PROVIDED ENTRIES.
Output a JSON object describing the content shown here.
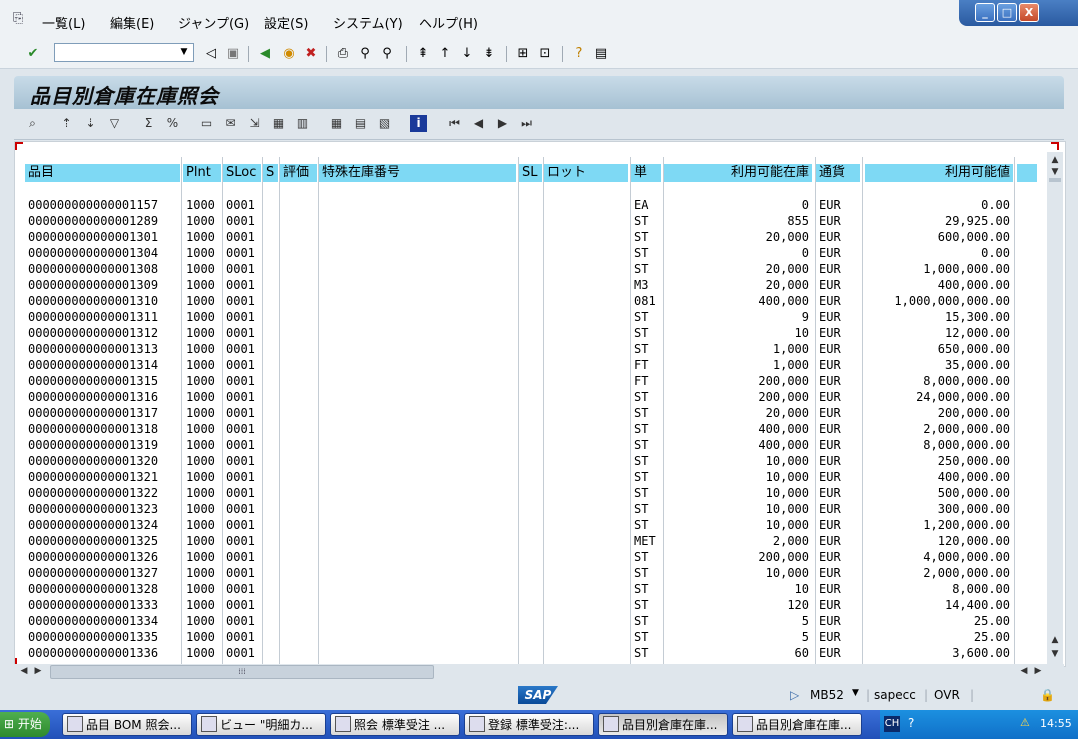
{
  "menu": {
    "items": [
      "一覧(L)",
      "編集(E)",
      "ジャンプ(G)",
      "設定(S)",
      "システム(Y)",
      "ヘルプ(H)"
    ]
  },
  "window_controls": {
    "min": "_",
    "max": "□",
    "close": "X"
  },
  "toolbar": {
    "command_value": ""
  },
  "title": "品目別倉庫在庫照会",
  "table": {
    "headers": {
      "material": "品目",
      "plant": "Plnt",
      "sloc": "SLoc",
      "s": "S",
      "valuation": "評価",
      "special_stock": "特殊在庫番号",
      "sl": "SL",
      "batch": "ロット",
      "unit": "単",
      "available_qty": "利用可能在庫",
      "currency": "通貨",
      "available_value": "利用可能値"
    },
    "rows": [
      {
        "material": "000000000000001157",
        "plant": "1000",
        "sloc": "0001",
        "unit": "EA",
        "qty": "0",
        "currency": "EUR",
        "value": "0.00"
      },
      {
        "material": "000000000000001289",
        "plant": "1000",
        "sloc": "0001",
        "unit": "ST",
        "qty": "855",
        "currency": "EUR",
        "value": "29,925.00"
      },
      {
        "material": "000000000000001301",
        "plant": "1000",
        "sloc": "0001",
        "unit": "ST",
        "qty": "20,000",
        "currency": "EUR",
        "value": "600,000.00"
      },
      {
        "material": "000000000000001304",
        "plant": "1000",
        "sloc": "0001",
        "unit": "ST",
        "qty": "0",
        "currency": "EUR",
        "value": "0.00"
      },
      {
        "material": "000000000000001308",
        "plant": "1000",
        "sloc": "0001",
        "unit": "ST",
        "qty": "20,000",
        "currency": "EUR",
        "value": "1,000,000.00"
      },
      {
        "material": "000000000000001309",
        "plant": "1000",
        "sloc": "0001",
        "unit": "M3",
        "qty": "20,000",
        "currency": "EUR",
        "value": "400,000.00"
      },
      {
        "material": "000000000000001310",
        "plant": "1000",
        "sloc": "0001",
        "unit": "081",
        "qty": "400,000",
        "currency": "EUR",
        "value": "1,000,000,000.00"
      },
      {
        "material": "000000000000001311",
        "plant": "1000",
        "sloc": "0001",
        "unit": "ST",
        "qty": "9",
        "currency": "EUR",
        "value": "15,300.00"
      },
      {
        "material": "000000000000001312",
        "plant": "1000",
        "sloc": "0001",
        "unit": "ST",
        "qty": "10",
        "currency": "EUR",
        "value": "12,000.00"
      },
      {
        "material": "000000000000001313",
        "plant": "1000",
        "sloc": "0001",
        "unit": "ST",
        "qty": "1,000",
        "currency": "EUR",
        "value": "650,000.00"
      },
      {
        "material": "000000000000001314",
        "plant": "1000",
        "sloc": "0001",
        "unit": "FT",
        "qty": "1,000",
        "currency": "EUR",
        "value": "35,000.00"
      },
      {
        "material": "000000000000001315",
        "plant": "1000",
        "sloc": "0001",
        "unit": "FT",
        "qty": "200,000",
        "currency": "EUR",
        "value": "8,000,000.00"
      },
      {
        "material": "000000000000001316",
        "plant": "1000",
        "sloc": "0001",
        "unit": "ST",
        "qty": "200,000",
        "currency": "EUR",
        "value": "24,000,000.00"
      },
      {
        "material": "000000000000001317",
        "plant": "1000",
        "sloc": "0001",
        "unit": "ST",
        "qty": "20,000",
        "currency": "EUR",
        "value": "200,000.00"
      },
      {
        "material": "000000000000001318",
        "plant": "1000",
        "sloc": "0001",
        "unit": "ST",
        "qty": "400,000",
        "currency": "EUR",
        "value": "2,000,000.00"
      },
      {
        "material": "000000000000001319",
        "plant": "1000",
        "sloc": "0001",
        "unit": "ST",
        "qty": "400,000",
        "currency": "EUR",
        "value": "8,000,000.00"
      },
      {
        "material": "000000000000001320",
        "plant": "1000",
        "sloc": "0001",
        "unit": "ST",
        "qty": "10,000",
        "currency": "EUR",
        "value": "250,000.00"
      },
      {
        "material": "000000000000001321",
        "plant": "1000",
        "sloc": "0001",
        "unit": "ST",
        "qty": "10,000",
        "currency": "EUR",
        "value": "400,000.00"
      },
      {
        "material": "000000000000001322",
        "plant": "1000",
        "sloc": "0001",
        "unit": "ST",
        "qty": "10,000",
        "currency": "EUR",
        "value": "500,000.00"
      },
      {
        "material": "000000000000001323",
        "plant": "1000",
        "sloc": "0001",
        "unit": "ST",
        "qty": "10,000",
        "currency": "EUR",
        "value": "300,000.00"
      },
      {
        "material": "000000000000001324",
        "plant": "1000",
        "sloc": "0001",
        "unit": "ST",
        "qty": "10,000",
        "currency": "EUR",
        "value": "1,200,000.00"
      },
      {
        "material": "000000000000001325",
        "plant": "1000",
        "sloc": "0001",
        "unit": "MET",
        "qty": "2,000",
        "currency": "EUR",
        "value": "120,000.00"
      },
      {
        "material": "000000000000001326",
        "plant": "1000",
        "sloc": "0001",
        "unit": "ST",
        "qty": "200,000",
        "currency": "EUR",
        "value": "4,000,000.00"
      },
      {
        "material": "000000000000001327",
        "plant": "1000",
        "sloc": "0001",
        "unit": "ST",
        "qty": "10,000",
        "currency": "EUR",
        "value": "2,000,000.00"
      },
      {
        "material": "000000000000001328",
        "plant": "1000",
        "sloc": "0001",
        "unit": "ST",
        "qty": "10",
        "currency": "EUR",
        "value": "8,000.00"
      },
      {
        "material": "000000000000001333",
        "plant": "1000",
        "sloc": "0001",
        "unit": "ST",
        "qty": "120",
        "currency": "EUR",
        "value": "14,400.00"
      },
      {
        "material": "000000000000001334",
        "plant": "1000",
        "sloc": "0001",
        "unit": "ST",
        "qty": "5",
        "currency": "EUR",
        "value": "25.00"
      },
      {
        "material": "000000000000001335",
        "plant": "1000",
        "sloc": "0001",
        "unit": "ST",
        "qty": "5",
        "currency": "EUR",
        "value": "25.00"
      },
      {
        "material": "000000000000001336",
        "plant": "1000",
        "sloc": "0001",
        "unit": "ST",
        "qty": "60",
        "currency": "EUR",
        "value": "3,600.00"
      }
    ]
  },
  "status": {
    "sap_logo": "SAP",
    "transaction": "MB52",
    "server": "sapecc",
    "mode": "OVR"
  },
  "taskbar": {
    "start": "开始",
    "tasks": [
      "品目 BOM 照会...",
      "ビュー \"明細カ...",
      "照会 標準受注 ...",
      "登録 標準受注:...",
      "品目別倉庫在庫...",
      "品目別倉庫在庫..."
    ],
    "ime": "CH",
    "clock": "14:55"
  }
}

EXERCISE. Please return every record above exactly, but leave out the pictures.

RESULT OF THE EXERCISE.
Output a JSON object describing the content shown here.
{
  "menu": {
    "items": [
      "一覧(L)",
      "編集(E)",
      "ジャンプ(G)",
      "設定(S)",
      "システム(Y)",
      "ヘルプ(H)"
    ]
  },
  "window_controls": {
    "min": "_",
    "max": "□",
    "close": "X"
  },
  "toolbar": {
    "command_value": ""
  },
  "title": "品目別倉庫在庫照会",
  "table": {
    "headers": {
      "material": "品目",
      "plant": "Plnt",
      "sloc": "SLoc",
      "s": "S",
      "valuation": "評価",
      "special_stock": "特殊在庫番号",
      "sl": "SL",
      "batch": "ロット",
      "unit": "単",
      "available_qty": "利用可能在庫",
      "currency": "通貨",
      "available_value": "利用可能値"
    },
    "rows": [
      {
        "material": "000000000000001157",
        "plant": "1000",
        "sloc": "0001",
        "unit": "EA",
        "qty": "0",
        "currency": "EUR",
        "value": "0.00"
      },
      {
        "material": "000000000000001289",
        "plant": "1000",
        "sloc": "0001",
        "unit": "ST",
        "qty": "855",
        "currency": "EUR",
        "value": "29,925.00"
      },
      {
        "material": "000000000000001301",
        "plant": "1000",
        "sloc": "0001",
        "unit": "ST",
        "qty": "20,000",
        "currency": "EUR",
        "value": "600,000.00"
      },
      {
        "material": "000000000000001304",
        "plant": "1000",
        "sloc": "0001",
        "unit": "ST",
        "qty": "0",
        "currency": "EUR",
        "value": "0.00"
      },
      {
        "material": "000000000000001308",
        "plant": "1000",
        "sloc": "0001",
        "unit": "ST",
        "qty": "20,000",
        "currency": "EUR",
        "value": "1,000,000.00"
      },
      {
        "material": "000000000000001309",
        "plant": "1000",
        "sloc": "0001",
        "unit": "M3",
        "qty": "20,000",
        "currency": "EUR",
        "value": "400,000.00"
      },
      {
        "material": "000000000000001310",
        "plant": "1000",
        "sloc": "0001",
        "unit": "081",
        "qty": "400,000",
        "currency": "EUR",
        "value": "1,000,000,000.00"
      },
      {
        "material": "000000000000001311",
        "plant": "1000",
        "sloc": "0001",
        "unit": "ST",
        "qty": "9",
        "currency": "EUR",
        "value": "15,300.00"
      },
      {
        "material": "000000000000001312",
        "plant": "1000",
        "sloc": "0001",
        "unit": "ST",
        "qty": "10",
        "currency": "EUR",
        "value": "12,000.00"
      },
      {
        "material": "000000000000001313",
        "plant": "1000",
        "sloc": "0001",
        "unit": "ST",
        "qty": "1,000",
        "currency": "EUR",
        "value": "650,000.00"
      },
      {
        "material": "000000000000001314",
        "plant": "1000",
        "sloc": "0001",
        "unit": "FT",
        "qty": "1,000",
        "currency": "EUR",
        "value": "35,000.00"
      },
      {
        "material": "000000000000001315",
        "plant": "1000",
        "sloc": "0001",
        "unit": "FT",
        "qty": "200,000",
        "currency": "EUR",
        "value": "8,000,000.00"
      },
      {
        "material": "000000000000001316",
        "plant": "1000",
        "sloc": "0001",
        "unit": "ST",
        "qty": "200,000",
        "currency": "EUR",
        "value": "24,000,000.00"
      },
      {
        "material": "000000000000001317",
        "plant": "1000",
        "sloc": "0001",
        "unit": "ST",
        "qty": "20,000",
        "currency": "EUR",
        "value": "200,000.00"
      },
      {
        "material": "000000000000001318",
        "plant": "1000",
        "sloc": "0001",
        "unit": "ST",
        "qty": "400,000",
        "currency": "EUR",
        "value": "2,000,000.00"
      },
      {
        "material": "000000000000001319",
        "plant": "1000",
        "sloc": "0001",
        "unit": "ST",
        "qty": "400,000",
        "currency": "EUR",
        "value": "8,000,000.00"
      },
      {
        "material": "000000000000001320",
        "plant": "1000",
        "sloc": "0001",
        "unit": "ST",
        "qty": "10,000",
        "currency": "EUR",
        "value": "250,000.00"
      },
      {
        "material": "000000000000001321",
        "plant": "1000",
        "sloc": "0001",
        "unit": "ST",
        "qty": "10,000",
        "currency": "EUR",
        "value": "400,000.00"
      },
      {
        "material": "000000000000001322",
        "plant": "1000",
        "sloc": "0001",
        "unit": "ST",
        "qty": "10,000",
        "currency": "EUR",
        "value": "500,000.00"
      },
      {
        "material": "000000000000001323",
        "plant": "1000",
        "sloc": "0001",
        "unit": "ST",
        "qty": "10,000",
        "currency": "EUR",
        "value": "300,000.00"
      },
      {
        "material": "000000000000001324",
        "plant": "1000",
        "sloc": "0001",
        "unit": "ST",
        "qty": "10,000",
        "currency": "EUR",
        "value": "1,200,000.00"
      },
      {
        "material": "000000000000001325",
        "plant": "1000",
        "sloc": "0001",
        "unit": "MET",
        "qty": "2,000",
        "currency": "EUR",
        "value": "120,000.00"
      },
      {
        "material": "000000000000001326",
        "plant": "1000",
        "sloc": "0001",
        "unit": "ST",
        "qty": "200,000",
        "currency": "EUR",
        "value": "4,000,000.00"
      },
      {
        "material": "000000000000001327",
        "plant": "1000",
        "sloc": "0001",
        "unit": "ST",
        "qty": "10,000",
        "currency": "EUR",
        "value": "2,000,000.00"
      },
      {
        "material": "000000000000001328",
        "plant": "1000",
        "sloc": "0001",
        "unit": "ST",
        "qty": "10",
        "currency": "EUR",
        "value": "8,000.00"
      },
      {
        "material": "000000000000001333",
        "plant": "1000",
        "sloc": "0001",
        "unit": "ST",
        "qty": "120",
        "currency": "EUR",
        "value": "14,400.00"
      },
      {
        "material": "000000000000001334",
        "plant": "1000",
        "sloc": "0001",
        "unit": "ST",
        "qty": "5",
        "currency": "EUR",
        "value": "25.00"
      },
      {
        "material": "000000000000001335",
        "plant": "1000",
        "sloc": "0001",
        "unit": "ST",
        "qty": "5",
        "currency": "EUR",
        "value": "25.00"
      },
      {
        "material": "000000000000001336",
        "plant": "1000",
        "sloc": "0001",
        "unit": "ST",
        "qty": "60",
        "currency": "EUR",
        "value": "3,600.00"
      }
    ]
  },
  "status": {
    "sap_logo": "SAP",
    "transaction": "MB52",
    "server": "sapecc",
    "mode": "OVR"
  },
  "taskbar": {
    "start": "开始",
    "tasks": [
      "品目 BOM 照会...",
      "ビュー \"明細カ...",
      "照会 標準受注 ...",
      "登録 標準受注:...",
      "品目別倉庫在庫...",
      "品目別倉庫在庫..."
    ],
    "ime": "CH",
    "clock": "14:55"
  }
}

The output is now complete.